"What cannot be done is for Russia with impunity to put its soldiers on the ground and to violate basic principles that are recognized around the world," Obama said. "And I think the strong condemnation that it's received from countries around the world indicates the degree to which Russia's on the wrong side of history on this."
"What we are also indicating to the Russians is that if in fact they continue on the current trajectory that they're on, that we are examining a whole series of steps — economic, diplomatic — that will isolate Russia and will have a negative impact on Russia's economy and its status in the world," Obama said.
Putin gave no indication that he would heed the West's warnings. Hundreds of armed men surrounded a Ukrainian military base in Crimea, a pro-Russian area. In Kiev, Ukraine's capital, Prime Minister Arseniy Yatsenyuk warned that "we are on the brink of disaster."
"This is absolutely the most serious test of our alliances since the Cold War ended," Rep. Marcy Kaptur, D-Ohio, said in a nationally broadcast interview Monday.
"I think it is extremely dangerous. Ukrainians fight and Russians fight," said Kaptur, who has traveled to Ukraine on several occasions and is considered an expert on that part of the world.
Senior Obama administration officials said they believe Russia now has complete operational control over Crimea and has more than 6,000 forces in the region. The U.S. was also watching for ethnic skirmishes in other areas of eastern Ukraine, though the officials said they had not yet seen Russian military moves elsewhere.

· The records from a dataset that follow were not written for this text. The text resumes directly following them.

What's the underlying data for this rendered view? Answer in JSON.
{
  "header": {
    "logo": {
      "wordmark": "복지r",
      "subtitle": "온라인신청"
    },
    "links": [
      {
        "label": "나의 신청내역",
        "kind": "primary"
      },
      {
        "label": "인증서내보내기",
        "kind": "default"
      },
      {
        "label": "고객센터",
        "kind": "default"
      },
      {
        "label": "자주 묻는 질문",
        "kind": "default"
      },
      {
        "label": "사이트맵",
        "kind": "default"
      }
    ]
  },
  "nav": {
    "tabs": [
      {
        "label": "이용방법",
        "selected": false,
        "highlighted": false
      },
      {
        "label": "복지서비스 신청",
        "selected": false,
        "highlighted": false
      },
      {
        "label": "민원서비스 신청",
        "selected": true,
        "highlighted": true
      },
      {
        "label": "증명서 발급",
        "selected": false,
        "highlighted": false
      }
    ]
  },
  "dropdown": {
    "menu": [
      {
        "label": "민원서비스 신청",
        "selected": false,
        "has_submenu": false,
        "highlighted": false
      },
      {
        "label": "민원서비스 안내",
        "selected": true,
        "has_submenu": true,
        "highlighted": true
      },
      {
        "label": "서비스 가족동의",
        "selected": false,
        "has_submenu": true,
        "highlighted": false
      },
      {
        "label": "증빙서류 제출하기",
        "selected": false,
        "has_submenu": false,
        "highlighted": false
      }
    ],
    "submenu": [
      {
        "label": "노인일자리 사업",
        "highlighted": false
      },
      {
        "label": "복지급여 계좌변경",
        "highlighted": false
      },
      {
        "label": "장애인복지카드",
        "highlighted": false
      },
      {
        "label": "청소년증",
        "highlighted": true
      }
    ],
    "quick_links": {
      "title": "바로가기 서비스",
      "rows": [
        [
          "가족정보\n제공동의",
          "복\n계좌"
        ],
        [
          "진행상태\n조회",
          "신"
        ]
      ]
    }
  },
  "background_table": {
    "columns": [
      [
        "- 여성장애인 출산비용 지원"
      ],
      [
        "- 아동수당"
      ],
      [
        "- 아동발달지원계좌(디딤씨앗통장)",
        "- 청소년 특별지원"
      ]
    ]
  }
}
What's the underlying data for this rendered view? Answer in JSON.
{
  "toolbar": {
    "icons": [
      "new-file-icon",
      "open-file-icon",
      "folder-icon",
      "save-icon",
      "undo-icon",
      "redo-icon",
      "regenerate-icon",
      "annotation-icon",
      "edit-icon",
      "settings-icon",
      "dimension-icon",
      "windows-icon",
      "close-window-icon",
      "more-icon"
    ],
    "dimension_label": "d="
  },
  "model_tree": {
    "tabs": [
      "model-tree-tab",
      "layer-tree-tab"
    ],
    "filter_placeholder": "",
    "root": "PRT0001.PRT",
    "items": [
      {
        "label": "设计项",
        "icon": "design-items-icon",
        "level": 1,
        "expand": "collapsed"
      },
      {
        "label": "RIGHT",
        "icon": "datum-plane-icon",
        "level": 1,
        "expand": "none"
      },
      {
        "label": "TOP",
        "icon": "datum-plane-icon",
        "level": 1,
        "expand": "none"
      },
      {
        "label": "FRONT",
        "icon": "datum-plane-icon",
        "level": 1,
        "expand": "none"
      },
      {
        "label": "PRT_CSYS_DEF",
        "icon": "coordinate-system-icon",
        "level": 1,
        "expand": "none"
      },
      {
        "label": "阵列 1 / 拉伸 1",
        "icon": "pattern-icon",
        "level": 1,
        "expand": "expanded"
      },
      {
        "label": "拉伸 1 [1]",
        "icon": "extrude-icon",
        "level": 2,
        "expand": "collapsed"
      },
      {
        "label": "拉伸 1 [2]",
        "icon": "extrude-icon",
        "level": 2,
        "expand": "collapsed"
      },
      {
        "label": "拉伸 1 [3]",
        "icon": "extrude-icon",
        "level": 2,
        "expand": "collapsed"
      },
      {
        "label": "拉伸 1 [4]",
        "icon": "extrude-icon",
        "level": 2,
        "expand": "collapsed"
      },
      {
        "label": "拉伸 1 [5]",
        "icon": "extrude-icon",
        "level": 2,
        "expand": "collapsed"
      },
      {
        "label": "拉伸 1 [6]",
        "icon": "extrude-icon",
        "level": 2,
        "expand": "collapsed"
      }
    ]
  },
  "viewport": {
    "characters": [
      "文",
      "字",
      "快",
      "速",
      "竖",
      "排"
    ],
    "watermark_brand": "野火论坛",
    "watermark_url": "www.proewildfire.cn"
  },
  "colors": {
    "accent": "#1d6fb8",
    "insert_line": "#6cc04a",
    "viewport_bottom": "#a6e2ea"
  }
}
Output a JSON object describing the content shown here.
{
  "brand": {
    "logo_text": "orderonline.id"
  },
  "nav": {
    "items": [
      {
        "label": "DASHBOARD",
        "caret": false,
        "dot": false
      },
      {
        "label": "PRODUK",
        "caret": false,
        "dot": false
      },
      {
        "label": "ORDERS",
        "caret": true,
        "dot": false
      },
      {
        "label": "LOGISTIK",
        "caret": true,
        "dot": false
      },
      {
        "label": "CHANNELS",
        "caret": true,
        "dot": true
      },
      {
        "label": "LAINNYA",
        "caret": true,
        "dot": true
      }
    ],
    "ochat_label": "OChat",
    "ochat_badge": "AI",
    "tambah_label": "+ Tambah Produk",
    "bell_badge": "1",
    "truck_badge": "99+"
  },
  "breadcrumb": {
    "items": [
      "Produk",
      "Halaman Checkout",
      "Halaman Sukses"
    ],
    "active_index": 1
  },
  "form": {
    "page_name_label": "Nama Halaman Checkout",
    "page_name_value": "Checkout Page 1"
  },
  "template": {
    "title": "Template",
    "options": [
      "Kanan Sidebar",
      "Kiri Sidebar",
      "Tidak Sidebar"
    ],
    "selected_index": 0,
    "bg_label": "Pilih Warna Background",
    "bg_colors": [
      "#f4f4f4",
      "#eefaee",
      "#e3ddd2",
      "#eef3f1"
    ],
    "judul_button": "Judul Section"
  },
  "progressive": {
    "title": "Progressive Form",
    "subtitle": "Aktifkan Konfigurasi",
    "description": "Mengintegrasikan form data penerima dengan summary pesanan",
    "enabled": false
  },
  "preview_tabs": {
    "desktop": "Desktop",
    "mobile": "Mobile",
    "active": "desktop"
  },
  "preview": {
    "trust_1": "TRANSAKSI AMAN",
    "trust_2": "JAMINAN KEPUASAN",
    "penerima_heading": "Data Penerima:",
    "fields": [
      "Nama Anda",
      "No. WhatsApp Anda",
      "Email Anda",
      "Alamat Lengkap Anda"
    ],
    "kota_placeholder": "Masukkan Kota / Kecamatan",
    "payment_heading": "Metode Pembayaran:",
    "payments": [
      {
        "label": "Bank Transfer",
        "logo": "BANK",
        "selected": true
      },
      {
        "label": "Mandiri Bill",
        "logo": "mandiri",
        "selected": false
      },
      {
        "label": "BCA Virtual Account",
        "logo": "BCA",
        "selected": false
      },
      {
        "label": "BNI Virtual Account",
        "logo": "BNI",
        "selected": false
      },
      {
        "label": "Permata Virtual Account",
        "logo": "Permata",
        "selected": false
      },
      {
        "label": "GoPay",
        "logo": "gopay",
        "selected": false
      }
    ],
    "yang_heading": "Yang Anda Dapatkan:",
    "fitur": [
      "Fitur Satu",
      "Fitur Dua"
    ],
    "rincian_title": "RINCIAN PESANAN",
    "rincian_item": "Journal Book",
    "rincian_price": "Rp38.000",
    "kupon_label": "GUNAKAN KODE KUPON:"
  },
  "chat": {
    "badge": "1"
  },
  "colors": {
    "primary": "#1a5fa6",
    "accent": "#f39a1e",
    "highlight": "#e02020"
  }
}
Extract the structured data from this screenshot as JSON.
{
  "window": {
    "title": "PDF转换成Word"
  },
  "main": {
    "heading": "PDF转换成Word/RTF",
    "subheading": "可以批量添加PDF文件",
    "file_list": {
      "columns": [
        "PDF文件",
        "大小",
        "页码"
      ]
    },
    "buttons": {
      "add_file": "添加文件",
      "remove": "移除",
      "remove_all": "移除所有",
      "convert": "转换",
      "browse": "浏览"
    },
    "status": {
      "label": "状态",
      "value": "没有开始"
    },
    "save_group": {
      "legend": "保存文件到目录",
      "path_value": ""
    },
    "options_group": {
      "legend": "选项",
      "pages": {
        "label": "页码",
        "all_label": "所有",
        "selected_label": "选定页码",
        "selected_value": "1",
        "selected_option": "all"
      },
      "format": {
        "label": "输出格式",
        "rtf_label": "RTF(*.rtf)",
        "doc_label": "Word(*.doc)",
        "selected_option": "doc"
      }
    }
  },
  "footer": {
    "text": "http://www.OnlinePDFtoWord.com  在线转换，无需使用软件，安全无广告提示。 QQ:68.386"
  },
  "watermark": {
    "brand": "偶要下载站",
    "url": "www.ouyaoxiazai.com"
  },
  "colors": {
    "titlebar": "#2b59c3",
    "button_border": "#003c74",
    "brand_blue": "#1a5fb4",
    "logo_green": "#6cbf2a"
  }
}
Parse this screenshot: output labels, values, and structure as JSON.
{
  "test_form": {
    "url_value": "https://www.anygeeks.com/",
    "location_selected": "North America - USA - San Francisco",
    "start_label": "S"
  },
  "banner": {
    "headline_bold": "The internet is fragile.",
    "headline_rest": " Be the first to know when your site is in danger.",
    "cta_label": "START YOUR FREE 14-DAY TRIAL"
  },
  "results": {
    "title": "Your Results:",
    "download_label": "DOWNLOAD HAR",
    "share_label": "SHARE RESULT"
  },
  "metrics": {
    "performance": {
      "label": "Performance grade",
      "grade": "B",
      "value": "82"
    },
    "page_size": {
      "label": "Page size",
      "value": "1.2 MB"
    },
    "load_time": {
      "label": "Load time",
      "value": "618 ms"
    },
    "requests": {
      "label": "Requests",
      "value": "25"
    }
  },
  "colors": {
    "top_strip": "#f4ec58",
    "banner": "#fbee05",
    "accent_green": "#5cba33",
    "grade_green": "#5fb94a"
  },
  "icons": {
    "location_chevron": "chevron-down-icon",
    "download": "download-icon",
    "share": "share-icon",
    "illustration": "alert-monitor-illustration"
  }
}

The officials were not authorized to publicly discuss the situation and spoke on condition of anonymity.
Treasury Secretary Jacob Lew said the United States is ready to work with other countries and the International Monetary Fund to provide support for Ukraine's economy.